TAKEAWAY: I understand that many traders would believe in “global warming” and buy up such an event derivative, but where would they get advanced indicators on future temperatures?? Past data is not of help if you don’t know how to interpret them. You don’t just buy up a global warming event derivative just because temperatures have risen in the past and that you believe religiously in global warming.
to which I replied:
C'mon, Chris, grow another pair (of reasons).
Uhh, Chris, people buy stuff all the time that is not good for them.
Look at lottery tickets–you put down a dollar to win 30 - 35 cents. First, the lottery masters keep a third of the collection for overhead and public financing. Then they payout the other two-thirds. Then they tax the two-thirds. And remember, that dollar was after-tax money.
People will buy this. If priced aggressively enough, I will sell it.
Our risk models are not perfect, either. Ever hear about LTCM or Amaranth? So don’t hide behind that shrubbery.
When things get difficult, that’s when prediction markets can inject some information. Sure, it won’t be perfect information. But, you and I agree, markets outperform polls when it comes to revealing the truth.
Tuesday, April 17, 2007
Go visit my good friend over at Midas Oracle. Tell him what you think.
Graph courtesy of the Goddard Institute for Space Studies.
Newsweek recently hosted a debate between Sam Harris, Atheist, and Rick Warren, Biblical Christian. Here is how it ends (again, with a form of Pascal's Wager):
WARREN: Can you have spirituality without a spirit?I am still a buyer of GOD.EXISTS (and SPX, too). The former requires more faith, the latter, more reason. In any case, there are sellers of both, and folks who are long one while short the other. How about you?
HARRIS: You can feel yourself to be one with the universe.
WARREN: OK, then why can't you just take the next step? Because right now you're talking in extremely nonrational terms.
HARRIS: There's nothing irrational about it. You can close your eyes in meditation and lose the sense of your physical body, totally. Many people draw from that the metaphysical conclusion that "I'm just spirit, and I can transcend the body." That's not the only conclusion you have to draw from that experience, and I don't think it's the best conclusion.
WARREN: You're more spiritual than you think. You just don't want a boss. You don't want a God who tells you what to do.
HARRIS: I don't want to pretend to be certain about anything I'm not certain about.
Rick, last thoughts?
WARREN: I believe in both faith and reason. The more we learn about God, the more we understand how magnificent this universe is. There is no contradiction to it. When I look at history, I would disagree with Sam: Christianity has done far more good than bad. Altruism comes out of knowing there is more than this life, that there is a sovereign God, that I am not God. We're both betting. He's betting his life that he's right. I'm betting my life that Jesus was not a liar. When we die, if he's right, I've lost nothing. If I'm right, he's lost everything. I'm not willing to make that gamble.
Monday, April 16, 2007
Sunday, April 15, 2007
Still, alas, no global warming contracts.
Tuesday, April 03, 2007

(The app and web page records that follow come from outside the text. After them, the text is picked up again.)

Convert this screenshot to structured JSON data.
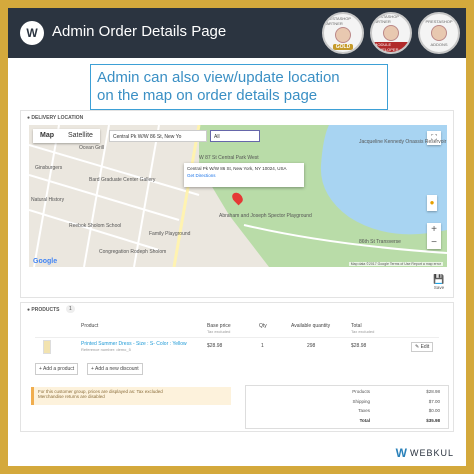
{
  "header": {
    "logo_letter": "W",
    "title": "Admin Order Details Page",
    "badges": [
      {
        "ring": "PRESTASHOP PARTNER",
        "tag": "GOLD"
      },
      {
        "ring": "PRESTASHOP PARTNER",
        "tag": "MODULE DEVELOPER"
      },
      {
        "ring": "PRESTASHOP",
        "tag": "ADDONS"
      }
    ]
  },
  "callout": {
    "line1": "Admin can also view/update location",
    "line2": "on the map on order details page"
  },
  "delivery": {
    "heading": "DELIVERY LOCATION",
    "map_tab_map": "Map",
    "map_tab_satellite": "Satellite",
    "search_value": "Central Pk W/W 86 St, New Yo",
    "select_value": "All",
    "info_line1": "Central Pk W/W 86 St, New York, NY 10024, USA",
    "info_directions": "Get Directions",
    "labels": {
      "l1": "W 87 St Central Park West",
      "l2": "Bard Graduate Center Gallery",
      "l3": "Ginsburgers",
      "l4": "Ocean Grill",
      "l5": "Natural History",
      "l6": "Abraham and Joseph Spector Playground",
      "l7": "Jacqueline Kennedy Onassis Reservoir",
      "l8": "Reebok Sholom School",
      "l9": "Family Playground",
      "l10": "Congregation Rodeph Sholom",
      "l11": "86th St Transverse"
    },
    "google": "Google",
    "attribution": "Map data ©2017 Google   Terms of Use   Report a map error",
    "save_label": "Save",
    "save_icon": "floppy-icon"
  },
  "products": {
    "heading": "PRODUCTS",
    "count": "1",
    "columns": {
      "product": "Product",
      "base_price": "Base price",
      "base_price_sub": "Tax excluded",
      "qty": "Qty",
      "available": "Available quantity",
      "total": "Total",
      "total_sub": "Tax excluded"
    },
    "row": {
      "name": "Printed Summer Dress - Size : S- Color : Yellow",
      "reference": "Reference number: demo_5",
      "base_price": "$28.98",
      "qty": "1",
      "available": "298",
      "total": "$28.98",
      "edit": "Edit"
    },
    "add_product": "Add a product",
    "add_discount": "Add a new discount",
    "alert_line1": "For this customer group, prices are displayed as: Tax excluded",
    "alert_line2": "Merchandise returns are disabled",
    "totals": [
      {
        "k": "Products",
        "v": "$28.98"
      },
      {
        "k": "Shipping",
        "v": "$7.00"
      },
      {
        "k": "Taxes",
        "v": "$0.00"
      },
      {
        "k": "Total",
        "v": "$35.98"
      }
    ]
  },
  "footer": {
    "brand": "WEBKUL"
  },
  "colors": {
    "border_gold": "#d4a93c",
    "header_bg": "#2b3440",
    "callout_blue": "#3a8fc4",
    "park_green": "#b9dca8",
    "water_blue": "#a8d4f2"
  }
}
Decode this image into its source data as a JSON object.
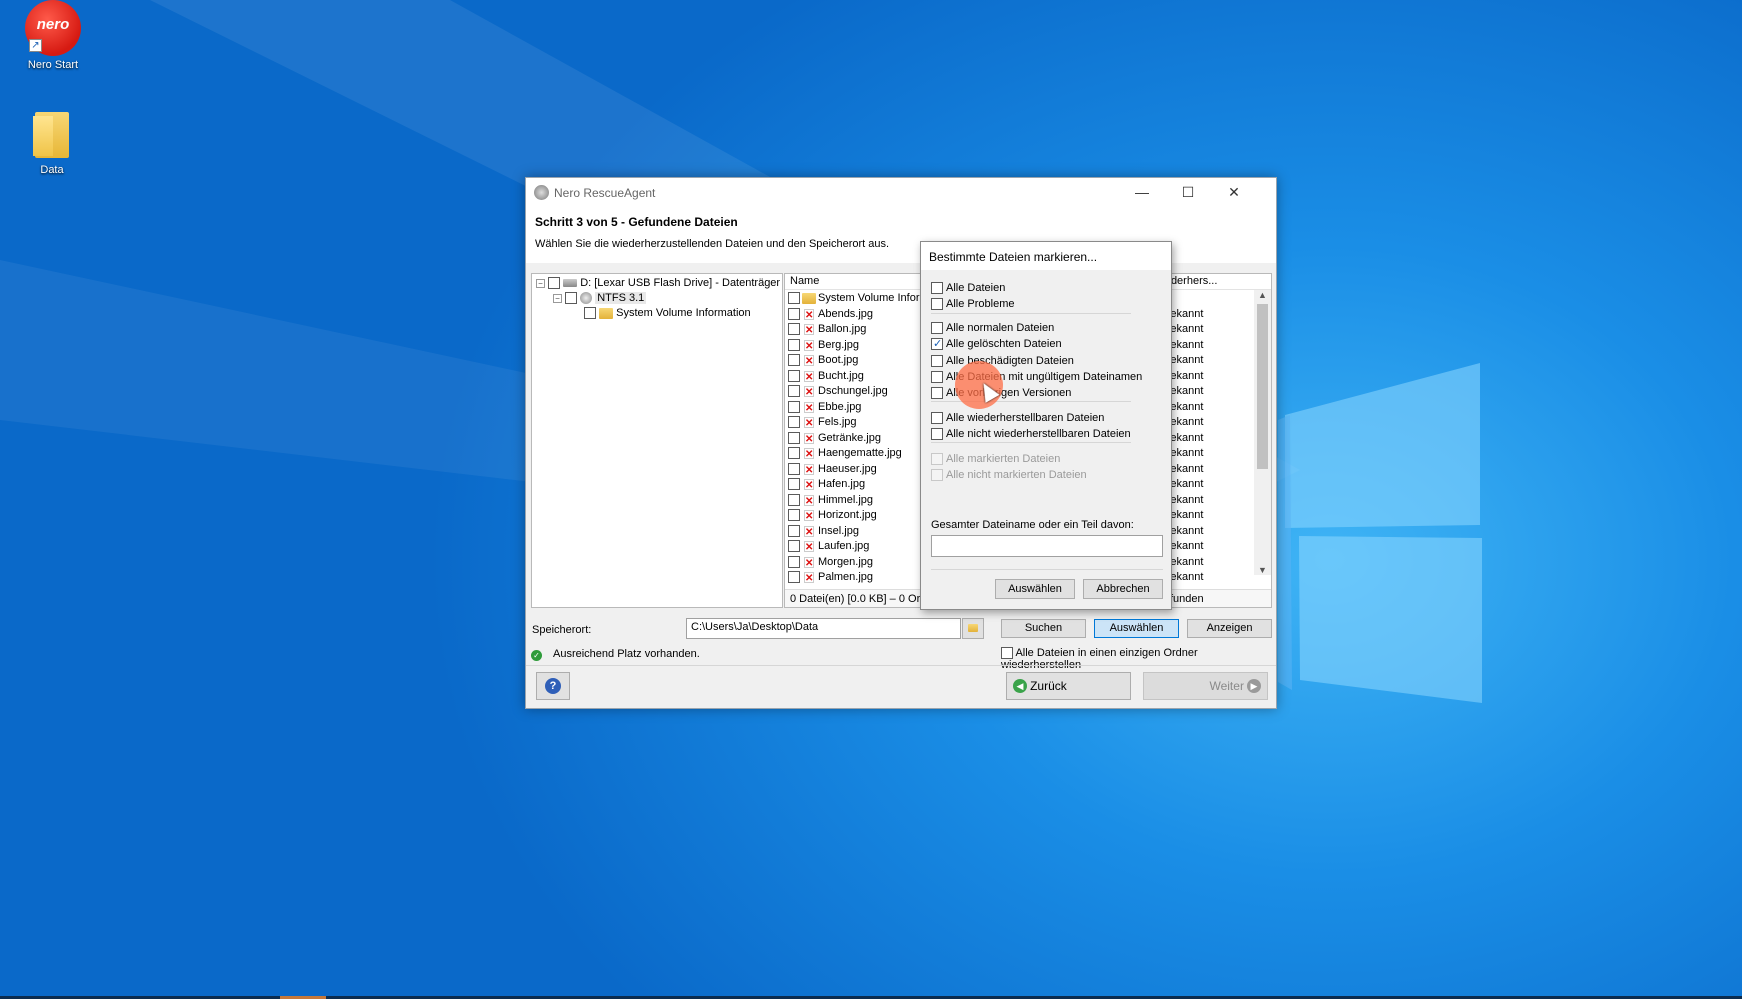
{
  "desktop": {
    "icons": [
      {
        "label": "Nero Start",
        "logo_text": "nero"
      },
      {
        "label": "Data"
      }
    ]
  },
  "window": {
    "title": "Nero RescueAgent",
    "step_title": "Schritt 3 von 5 - Gefundene Dateien",
    "subtitle": "Wählen Sie die wiederherzustellenden Dateien und den Speicherort aus.",
    "tree": {
      "drive": "D: [Lexar    USB Flash Drive] - Datenträger",
      "fs": "NTFS 3.1",
      "folder": "System Volume Information"
    },
    "list": {
      "col_name": "Name",
      "col_restore": "Wiederhers...",
      "rows": [
        {
          "name": "System Volume Inform",
          "status": "",
          "type": "folder"
        },
        {
          "name": "Abends.jpg",
          "status": "unbekannt",
          "type": "file"
        },
        {
          "name": "Ballon.jpg",
          "status": "unbekannt",
          "type": "file"
        },
        {
          "name": "Berg.jpg",
          "status": "unbekannt",
          "type": "file"
        },
        {
          "name": "Boot.jpg",
          "status": "unbekannt",
          "type": "file"
        },
        {
          "name": "Bucht.jpg",
          "status": "unbekannt",
          "type": "file"
        },
        {
          "name": "Dschungel.jpg",
          "status": "unbekannt",
          "type": "file"
        },
        {
          "name": "Ebbe.jpg",
          "status": "unbekannt",
          "type": "file"
        },
        {
          "name": "Fels.jpg",
          "status": "unbekannt",
          "type": "file"
        },
        {
          "name": "Getränke.jpg",
          "status": "unbekannt",
          "type": "file"
        },
        {
          "name": "Haengematte.jpg",
          "status": "unbekannt",
          "type": "file"
        },
        {
          "name": "Haeuser.jpg",
          "status": "unbekannt",
          "type": "file"
        },
        {
          "name": "Hafen.jpg",
          "status": "unbekannt",
          "type": "file"
        },
        {
          "name": "Himmel.jpg",
          "status": "unbekannt",
          "type": "file"
        },
        {
          "name": "Horizont.jpg",
          "status": "unbekannt",
          "type": "file"
        },
        {
          "name": "Insel.jpg",
          "status": "unbekannt",
          "type": "file"
        },
        {
          "name": "Laufen.jpg",
          "status": "unbekannt",
          "type": "file"
        },
        {
          "name": "Morgen.jpg",
          "status": "unbekannt",
          "type": "file"
        },
        {
          "name": "Palmen.jpg",
          "status": "unbekannt",
          "type": "file"
        }
      ],
      "status_left": "0 Datei(en) [0.0 KB] – 0 Ord",
      "status_right": "funden"
    },
    "storage_label": "Speicherort:",
    "storage_path": "C:\\Users\\Ja\\Desktop\\Data",
    "buttons": {
      "search": "Suchen",
      "select": "Auswählen",
      "show": "Anzeigen",
      "back": "Zurück",
      "next": "Weiter"
    },
    "space_ok": "Ausreichend Platz vorhanden.",
    "single_folder": "Alle Dateien in einen einzigen Ordner wiederherstellen"
  },
  "dialog": {
    "title": "Bestimmte Dateien markieren...",
    "options": [
      {
        "label": "Alle Dateien",
        "checked": false,
        "disabled": false
      },
      {
        "label": "Alle Probleme",
        "checked": false,
        "disabled": false
      },
      {
        "label": "Alle normalen Dateien",
        "checked": false,
        "disabled": false
      },
      {
        "label": "Alle gelöschten Dateien",
        "checked": true,
        "disabled": false
      },
      {
        "label": "Alle beschädigten Dateien",
        "checked": false,
        "disabled": false
      },
      {
        "label": "Alle Dateien mit ungültigem Dateinamen",
        "checked": false,
        "disabled": false
      },
      {
        "label": "Alle vorherigen Versionen",
        "checked": false,
        "disabled": false
      },
      {
        "label": "Alle wiederherstellbaren Dateien",
        "checked": false,
        "disabled": false
      },
      {
        "label": "Alle nicht wiederherstellbaren Dateien",
        "checked": false,
        "disabled": false
      },
      {
        "label": "Alle markierten Dateien",
        "checked": false,
        "disabled": true
      },
      {
        "label": "Alle nicht markierten Dateien",
        "checked": false,
        "disabled": true
      }
    ],
    "filename_label": "Gesamter Dateiname oder ein Teil davon:",
    "filename_value": "",
    "ok": "Auswählen",
    "cancel": "Abbrechen"
  },
  "colors": {
    "accent": "#0078d7",
    "desktop": "#0a69c9",
    "error_mark": "#dd1111"
  }
}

The 145% is an annualized figure that I used since the March 1 TS/Intrade reorganization. The net return on the account, after fees but including unallocated capital, is 14%. I am not very active in TS--NCAA and golf majors comprise the bulk of my activity, although there is always some NFL and MLB mixed in there.
Now if only we could get the same kind of liquidity around some of the Intrade contracts. I have begged them for global warming contracts, as I think they would draw incredible interest, but to no avail (yet).